▶ About this exercise: Pictures should be left out when the listing below is repeated word for word.

▶ Records provided:

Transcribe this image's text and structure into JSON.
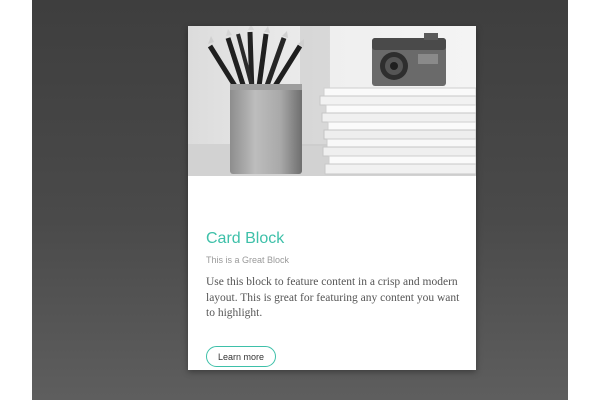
{
  "card": {
    "title": "Card Block",
    "subtitle": "This is a Great Block",
    "body": "Use this block to feature content in a crisp and modern layout. This is great for featuring any content you want to highlight.",
    "button_label": "Learn more",
    "image_icon": "desk-photo-pencils-magazines-camera"
  },
  "colors": {
    "accent": "#3ec0a9",
    "background_top": "#3e3e3e",
    "background_bottom": "#5e5e5e",
    "card_background": "#ffffff",
    "body_text": "#555555",
    "subtitle_text": "#9a9a9a"
  }
}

▶ Answer to the exercise:
Transcribe this image's text and structure into JSON.
{
  "card": {
    "title": "Card Block",
    "subtitle": "This is a Great Block",
    "body": "Use this block to feature content in a crisp and modern layout. This is great for featuring any content you want to highlight.",
    "button_label": "Learn more",
    "image_icon": "desk-photo-pencils-magazines-camera"
  },
  "colors": {
    "accent": "#3ec0a9",
    "background_top": "#3e3e3e",
    "background_bottom": "#5e5e5e",
    "card_background": "#ffffff",
    "body_text": "#555555",
    "subtitle_text": "#9a9a9a"
  }
}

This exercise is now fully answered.